The police in Italy seized a large arsenal of weapons, including an air-to-air missile, in raids on Monday on neo-Nazi sympathizers. – Reuters

The frontrunner to become Britain’s next prime minister, Boris Johnson, said on Monday that the leader of the main opposition Labour party, Jeremy Corbyn, was guilty of anti-Semitism. – Reuters 

French President Emmanuel Macron said on Monday he would to help relaunch talks to normalize ties between Serbia and Kosovo in the next few weeks. – Reuters 

German Defence Minister Ursula von der Leyen says she is resigning from Chancellor Angela Merkel’s Cabinet to focus on becoming the next head of the European Commission, the top job in the European Union. – Defense News

United States

US Education Secretary Betsy DeVos said Monday that a movement to boycott Israel has become a “pernicious threat” on college campuses and is fueled by bias against Jews. – Associated Press

Nicole Malliotakis, a member of the New York State Assembly and candidate for congresswoman in Staten Island, who was also the 2017 Republican nominee for New York City mayor “Right now we see in New York City a rise of anti-Semitism,” Malliotakis said. “In fact hate crimes overall have gone on but the majority of them have been crimes against Jewish people, and in fact they’ve more than doubled over the last year alone.” – Arutz Sheva 

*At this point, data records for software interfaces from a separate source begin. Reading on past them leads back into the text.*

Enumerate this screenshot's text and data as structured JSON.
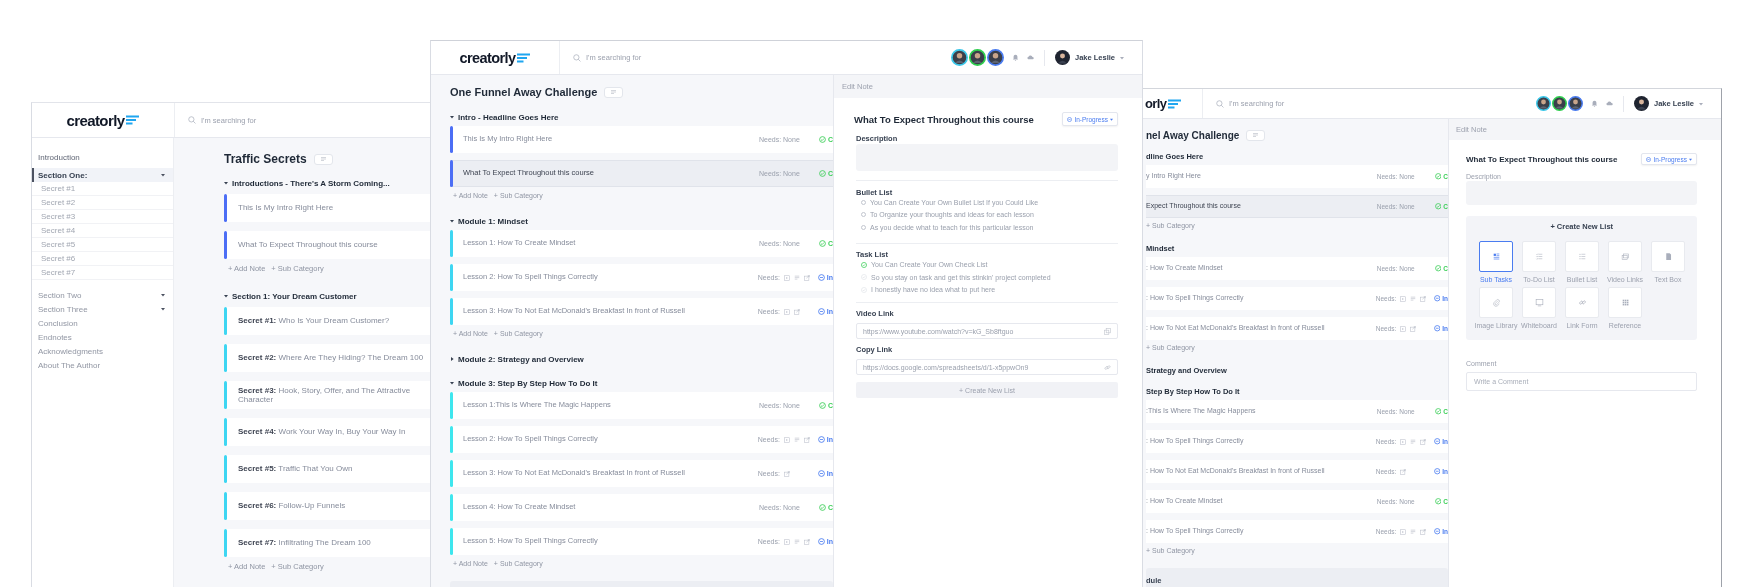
{
  "windows": [
    {
      "kind": "sidebar",
      "logo": "creatorly",
      "search_placeholder": "I'm searching for",
      "sidebar": [
        {
          "label": "Introduction",
          "selected": false,
          "expandable": false
        },
        {
          "label": "Section One:",
          "selected": true,
          "expandable": true,
          "children": [
            {
              "label": "Secret #1"
            },
            {
              "label": "Secret #2"
            },
            {
              "label": "Secret #3"
            },
            {
              "label": "Secret #4"
            },
            {
              "label": "Secret #5"
            },
            {
              "label": "Secret #6"
            },
            {
              "label": "Secret #7"
            }
          ]
        },
        {
          "label": "Section Two",
          "selected": false,
          "expandable": true
        },
        {
          "label": "Section Three",
          "selected": false,
          "expandable": true
        },
        {
          "label": "Conclusion",
          "selected": false,
          "expandable": false
        },
        {
          "label": "Endnotes",
          "selected": false,
          "expandable": false
        },
        {
          "label": "Acknowledgments",
          "selected": false,
          "expandable": false
        },
        {
          "label": "About The Author",
          "selected": false,
          "expandable": false
        }
      ],
      "title": "Traffic Secrets",
      "sections": [
        {
          "title": "Introductions - There's A Storm Coming...",
          "expanded": true,
          "notes": [
            {
              "title": "This Is My Intro Right Here",
              "color": "#4c6ef5",
              "selected": false
            },
            {
              "title": "What To Expect Throughout this course",
              "color": "#4c6ef5",
              "selected": false
            }
          ],
          "actions": [
            "+ Add Note",
            "+ Sub Category"
          ]
        },
        {
          "title": "Section 1: Your Dream Customer",
          "expanded": true,
          "notes": [
            {
              "title": "**Secret #1:** Who Is Your Dream Customer?",
              "color": "#3ed6f2",
              "selected": false
            },
            {
              "title": "**Secret #2:** Where Are They Hiding? The Dream 100",
              "color": "#3ed6f2",
              "selected": false
            },
            {
              "title": "**Secret #3:** Hook, Story, Offer, and The Attractive Character",
              "color": "#3ed6f2",
              "selected": false
            },
            {
              "title": "**Secret #4:** Work Your Way In, Buy Your Way In",
              "color": "#3ed6f2",
              "selected": false
            },
            {
              "title": "**Secret #5:** Traffic That You Own",
              "color": "#3ed6f2",
              "selected": false
            },
            {
              "title": "**Secret #6:** Follow-Up Funnels",
              "color": "#3ed6f2",
              "selected": false
            },
            {
              "title": "**Secret #7:** Infiltrating The Dream 100",
              "color": "#3ed6f2",
              "selected": false
            }
          ],
          "actions": [
            "+ Add Note",
            "+ Sub Category"
          ]
        }
      ]
    },
    {
      "kind": "editor",
      "logo": "creatorly",
      "search_placeholder": "I'm searching for",
      "avatars": [
        {
          "color": "#3cc8ea"
        },
        {
          "color": "#2fcf4f"
        },
        {
          "color": "#4a7cf0"
        }
      ],
      "user": "Jake Leslie",
      "title": "One Funnel Away Challenge",
      "sections": [
        {
          "title": "**Intro** - Headline Goes Here",
          "expanded": true,
          "notes": [
            {
              "title": "This Is My Intro Right Here",
              "color": "#4c6ef5",
              "selected": false,
              "needs": "Needs: None",
              "complete": true,
              "status_text": "C"
            },
            {
              "title": "What To Expect Throughout this course",
              "color": "#4c6ef5",
              "selected": true,
              "needs": "Needs: None",
              "complete": true,
              "status_text": "C"
            }
          ],
          "actions": [
            "+ Add Note",
            "+ Sub Category"
          ]
        },
        {
          "title": "**Module 1:** Mindset",
          "expanded": true,
          "notes": [
            {
              "title": "Lesson 1: How To Create Mindset",
              "color": "#3ed6f2",
              "selected": false,
              "needs": "Needs: None",
              "complete": true,
              "status_text": "C"
            },
            {
              "title": "Lesson 2: How To Spell Things Correctly",
              "color": "#3ed6f2",
              "selected": false,
              "needs": "Needs:",
              "need_icons": [
                {
                  "kind": "video"
                },
                {
                  "kind": "list"
                },
                {
                  "kind": "share"
                }
              ],
              "complete": false,
              "status_text": "In"
            },
            {
              "title": "Lesson 3: How To Not Eat McDonald's Breakfast In front of Russell",
              "color": "#3ed6f2",
              "selected": false,
              "needs": "Needs:",
              "need_icons": [
                {
                  "kind": "video"
                },
                {
                  "kind": "share"
                }
              ],
              "complete": false,
              "status_text": "In"
            }
          ],
          "actions": [
            "+ Add Note",
            "+ Sub Category"
          ]
        },
        {
          "title": "**Module 2:** Strategy and Overview",
          "expanded": false
        },
        {
          "title": "**Module 3:** Step By Step How To Do It",
          "expanded": true,
          "notes": [
            {
              "title": "Lesson 1:This Is Where The Magic Happens",
              "color": "#3ee6ee",
              "selected": false,
              "needs": "Needs: None",
              "complete": true,
              "status_text": "C"
            },
            {
              "title": "Lesson 2: How To Spell Things Correctly",
              "color": "#3ee6ee",
              "selected": false,
              "needs": "Needs:",
              "need_icons": [
                {
                  "kind": "video"
                },
                {
                  "kind": "list"
                },
                {
                  "kind": "share"
                }
              ],
              "complete": false,
              "status_text": "In"
            },
            {
              "title": "Lesson 3: How To Not Eat McDonald's Breakfast In front of Russell",
              "color": "#3ee6ee",
              "selected": false,
              "needs": "Needs:",
              "need_icons": [
                {
                  "kind": "share"
                }
              ],
              "complete": false,
              "status_text": "In"
            },
            {
              "title": "Lesson 4: How To Create Mindset",
              "color": "#3ee6ee",
              "selected": false,
              "needs": "Needs: None",
              "complete": true,
              "status_text": "C"
            },
            {
              "title": "Lesson 5: How To Spell Things Correctly",
              "color": "#3ee6ee",
              "selected": false,
              "needs": "Needs:",
              "need_icons": [
                {
                  "kind": "video"
                },
                {
                  "kind": "list"
                },
                {
                  "kind": "share"
                }
              ],
              "complete": false,
              "status_text": "In"
            }
          ],
          "actions": [
            "+ Add Note",
            "+ Sub Category"
          ]
        }
      ],
      "panel": {
        "header": "Edit Note",
        "title": "What To Expect Throughout this course",
        "status": "In-Progress",
        "sections": [
          {
            "kind": "description",
            "label": "Description"
          },
          {
            "kind": "bullets",
            "label": "Bullet List",
            "items": [
              {
                "text": "You Can Create Your Own Bullet List If you Could Like"
              },
              {
                "text": "To Organize your thoughts and ideas for each lesson"
              },
              {
                "text": "As you decide what to teach for this particular lesson"
              }
            ]
          },
          {
            "kind": "tasks",
            "label": "Task List",
            "items": [
              {
                "text": "You Can Create Your Own Check List",
                "checked": true
              },
              {
                "text": "So you stay on task and get this stinkin' project completed",
                "checked": false
              },
              {
                "text": "I honestly have no idea what to put here",
                "checked": false
              }
            ]
          },
          {
            "kind": "link",
            "label": "Video Link",
            "value": "https://www.youtube.com/watch?v=kG_Sb8ftguo"
          },
          {
            "kind": "link",
            "label": "Copy Link",
            "value": "https://docs.google.com/spreadsheets/d/1-x5ppwOn9"
          },
          {
            "kind": "button",
            "label": "+ Create New List"
          }
        ]
      }
    },
    {
      "kind": "editor",
      "logo": "orly",
      "search_placeholder": "I'm searching for",
      "avatars": [
        {
          "color": "#3cc8ea"
        },
        {
          "color": "#2fcf4f"
        },
        {
          "color": "#4a7cf0"
        }
      ],
      "user": "Jake Leslie",
      "title": "nel Away Challenge",
      "sections": [
        {
          "title": "dline Goes Here",
          "notes": [
            {
              "title": "y Intro Right Here",
              "selected": false,
              "needs": "Needs: None",
              "complete": true,
              "status_text": "C"
            },
            {
              "title": "Expect Throughout this course",
              "selected": true,
              "needs": "Needs: None",
              "complete": true,
              "status_text": "C"
            }
          ],
          "actions": [
            "+ Sub Category"
          ]
        },
        {
          "title": "Mindset",
          "notes": [
            {
              "title": ": How To Create Mindset",
              "selected": false,
              "needs": "Needs: None",
              "complete": true,
              "status_text": "C"
            },
            {
              "title": ": How To Spell Things Correctly",
              "selected": false,
              "needs": "Needs:",
              "need_icons": [
                {
                  "kind": "video"
                },
                {
                  "kind": "list"
                },
                {
                  "kind": "share"
                }
              ],
              "complete": false,
              "status_text": "In"
            },
            {
              "title": ": How To Not Eat McDonald's Breakfast In front of Russell",
              "selected": false,
              "needs": "Needs:",
              "need_icons": [
                {
                  "kind": "video"
                },
                {
                  "kind": "share"
                }
              ],
              "complete": false,
              "status_text": "In"
            }
          ],
          "actions": [
            "+ Sub Category"
          ]
        },
        {
          "title": "Strategy and Overview"
        },
        {
          "title": "Step By Step How To Do It",
          "notes": [
            {
              "title": ":This Is Where The Magic Happens",
              "selected": false,
              "needs": "Needs: None",
              "complete": true,
              "status_text": "C"
            },
            {
              "title": ": How To Spell Things Correctly",
              "selected": false,
              "needs": "Needs:",
              "need_icons": [
                {
                  "kind": "video"
                },
                {
                  "kind": "list"
                },
                {
                  "kind": "share"
                }
              ],
              "complete": false,
              "status_text": "In"
            },
            {
              "title": ": How To Not Eat McDonald's Breakfast In front of Russell",
              "selected": false,
              "needs": "Needs:",
              "need_icons": [
                {
                  "kind": "share"
                }
              ],
              "complete": false,
              "status_text": "In"
            },
            {
              "title": ": How To Create Mindset",
              "selected": false,
              "needs": "Needs: None",
              "complete": true,
              "status_text": "C"
            },
            {
              "title": ": How To Spell Things Correctly",
              "selected": false,
              "needs": "Needs:",
              "need_icons": [
                {
                  "kind": "video"
                },
                {
                  "kind": "list"
                },
                {
                  "kind": "share"
                }
              ],
              "complete": false,
              "status_text": "In"
            }
          ],
          "actions": [
            "+ Sub Category"
          ]
        }
      ],
      "footer": "dule",
      "panel": {
        "header": "Edit Note",
        "title": "What To Expect Throughout this course",
        "status": "In-Progress",
        "sections": [
          {
            "kind": "description",
            "label": "Description"
          },
          {
            "kind": "picker",
            "title": "+ Create New List",
            "options": [
              {
                "label": "Sub Tasks",
                "selected": true
              },
              {
                "label": "To-Do List",
                "selected": false
              },
              {
                "label": "Bullet List",
                "selected": false
              },
              {
                "label": "Video Links",
                "selected": false
              },
              {
                "label": "Text Box",
                "selected": false
              },
              {
                "label": "Image Library",
                "selected": false
              },
              {
                "label": "Whiteboard",
                "selected": false
              },
              {
                "label": "Link Form",
                "selected": false
              },
              {
                "label": "Reference",
                "selected": false
              }
            ]
          },
          {
            "kind": "comment",
            "label": "Comment",
            "placeholder": "Write a Comment"
          }
        ]
      }
    }
  ]
}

Attorney General William Barr said on Monday he was “deeply concerned” by an increase in recent years of the number of reported hate crimes targeting Jews in the US. – Algemeiner


Ahead of highly anticipated hearings this week, Facebook vice president David Marcus, head of the company’s blockchain division, said in his prepared remarks that Facebook won’t move forward with its Libra cryptocurrency without full approval and regulation. – Washington Post

Treasury Secretary Steven Mnuchin said on Monday that he has “very serious concerns” about cryptocurrencies, including the one being developed by Facebook, the latest indication that Washington is preparing to exert its power over digital currencies. – New York Times 

U.S. House of Representatives Intelligence Committee Chairman Adam Schiff on Monday pressed major social media companies on how they plan to handle the threat of deepfake images and videos on their platforms ahead of the 2020 elections. – Reuters


Agency officials say they have taken various technical precautions to keep DJI from gathering intelligence with their drones. The Interior Department authorized officials to buy drones from a Chinese manufacturer that experts in government and industry view as a national security threat. – Defense One

A year and a half after surface navy leadership demanded ships implement new work schedules to ensure sailors got enough sleep, officers aboard a destroyer say the new scheduling has made them more effective at sea and they’re not looking back. – USNI News 

U.S. President Donald Trump’s nominee for defense secretary, Mark Esper, must “take additional steps” to wall himself off from his previous role as the top lobbyist for defense contractor Raytheon, according to Sen. Elizabeth Warren. – Defense News

President Trump sent the Senate his nomination of Army Secretary Mark Esper to become defense secretary just one day before Esper’s scheduled confirmation hearing on Capitol Hill. The nomination sets into motion a succession process that requires Esper to return to his duties as Army secretary and makes Secretary of the Navy Richard Spencer acting defense secretary. – Washington Examiner

Long War

Kuwait has handed over to Egypt eight Egyptians who it said had admitted to carrying out terrorist operations in their home country, and had fled to Kuwait after being convicted in Egypt, the state news agency KUNA reported. – Reuters 

Latvia’s financial watchdog has fined Rigensis Bank, the Baltic country’s 11th biggest bank by assets, 1 million euros ($1.1 million) for lax anti-money laundering controls, it said on Monday. The Financial and Capital Market Commission (FCMC) said in a statement the fine was “for infringements of regulatory requirements regarding the prevention of money laundering and terrorism financing” – Reuters

Bosnia’s state prosecutor on Monday indicted for terrorism a Bosnian Muslim who fought for Islamic State (IS) in Syria, after he was brought back to the country in April. – Reuters